Whether high-dose curcumin (preferably with an absorption enhancer like piperine) can help treat cancer in humans has yet to be studied properly. However, there is evidence that it may prevent cancer from occurring in the first place, especially cancers of the digestive system like colorectal cancer. In a 30-day study in 44 men with lesions in the colon that sometimes turn cancerous, 4 grams of curcumin per day reduced the number of lesions by 40%.
Maybe curcumin will be used along with conventional cancer treatment one day. It's too early to say for sure, but it looks promising and is being intensively studied.
Both, Japanese Green Tea and Turmeric Tea have their own set of health benefits that will improve the life-quality of anyone who drinks it. That being said, Japanese Green Tea and Turmeric Tea compliment each other and it can be beneficial if you both have it in your pantry. Both teas matched up when it came to health-related properties and shared other similarities. Yes, they did differ in taste, pricing, impurities, and culture, but overall it comes down to what you like. Plus, you can definitely cook curry at your disposal by having Turmeric.
If you have ever thought that Green Tea is an “acquired taste” or that it is “too bitter” to enjoy, we’re here to change your mind! We want everyone to experience the health benefits of Green Tea and show you that this can be an amazing, refreshing, and delicious drink when made correctly. With just a few tips on how to brew this powerful leaf we can change your mind about the taste and enjoyment of drinking Green Tea.
Don’t miss out on the health benefits of tea!
We know that you will love this tips to brewing tea and getting the most flavor and elegance out of every cup. Sign up for Free Japanese Green Tea Club and get this great informative manual on brewing green tea. You will learn what it is that makes it one of the most popular beverages in the world.
Sign up for Free Green Tea Club for to Get The Two Books for Free.
Sign up free to Green Tea Club to get tips and exclusive articles about how to use your matcha and green tea for a healthy lifestyle. Green Tea Club is hosted by Kei Nishida, Author of Cook with Matcha and Green Tea and CEO of Japanese Green Tea Company.
Get free E-book "Green Tea Science – 12 Scientific Tips for Brewing Green Tea To Taste Better" By Kei Nishida - Value $9.99
Get free E-book "Matcha Lover's 21st Century Recipe Collection" By Kei Nishida (42 pages recipe book) - Value $9.99
Get immediate access to 10% Off coupon for your first order and access to Exclusive Coupons and Specials - Value $50+
Monthly Giveaways - Value $50+
Access to New Green Tea Recipe and Health Articles - Value $50+
Unsubscribe anytime. It’s free!
Comments will be approved before showing up.
Tapioca drinks have swept a vast number of countries with their steady hold on teenagers and young adults, and Japan is not an exception to this.
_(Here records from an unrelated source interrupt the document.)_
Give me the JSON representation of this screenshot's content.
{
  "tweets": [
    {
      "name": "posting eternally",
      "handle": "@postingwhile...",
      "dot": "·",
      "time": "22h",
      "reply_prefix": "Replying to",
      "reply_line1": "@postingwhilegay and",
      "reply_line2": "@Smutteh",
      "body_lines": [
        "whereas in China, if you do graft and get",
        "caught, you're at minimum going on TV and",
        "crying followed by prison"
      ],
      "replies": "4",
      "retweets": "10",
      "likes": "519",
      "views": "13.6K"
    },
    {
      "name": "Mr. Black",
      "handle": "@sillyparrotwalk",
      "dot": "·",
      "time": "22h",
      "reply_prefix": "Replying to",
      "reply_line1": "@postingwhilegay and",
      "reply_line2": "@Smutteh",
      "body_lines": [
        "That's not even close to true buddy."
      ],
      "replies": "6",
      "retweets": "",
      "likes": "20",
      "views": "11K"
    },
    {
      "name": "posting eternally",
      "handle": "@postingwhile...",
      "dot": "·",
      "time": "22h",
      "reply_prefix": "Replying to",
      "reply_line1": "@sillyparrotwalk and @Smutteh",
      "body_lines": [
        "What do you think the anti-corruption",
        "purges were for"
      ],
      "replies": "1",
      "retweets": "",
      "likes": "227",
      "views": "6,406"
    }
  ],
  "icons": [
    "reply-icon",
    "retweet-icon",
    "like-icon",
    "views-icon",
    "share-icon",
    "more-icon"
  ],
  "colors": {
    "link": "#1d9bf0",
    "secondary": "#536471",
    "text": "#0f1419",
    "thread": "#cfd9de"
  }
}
With the sheer amount of tapioca (or boba in some places) joints that have been popping up across Japan, it’s not an understatement that this drink is the trendy choice to sip on as you walk through Shibuya, Harajuku, or even Dotonbori. But just like waves, trends come and go, and it begs for the question: what’s the next thing that’ll make waves in Japan?
What is Coffee Creamer?
Here is a discovery from one of my little trials: using coffee creamer for matcha. Putting creamer in my matcha dishes when my friends come over is one of my favorite, little secret recipes.
In this article, I will show you what coffee creamer is and how you can use it to enhance your matcha tea.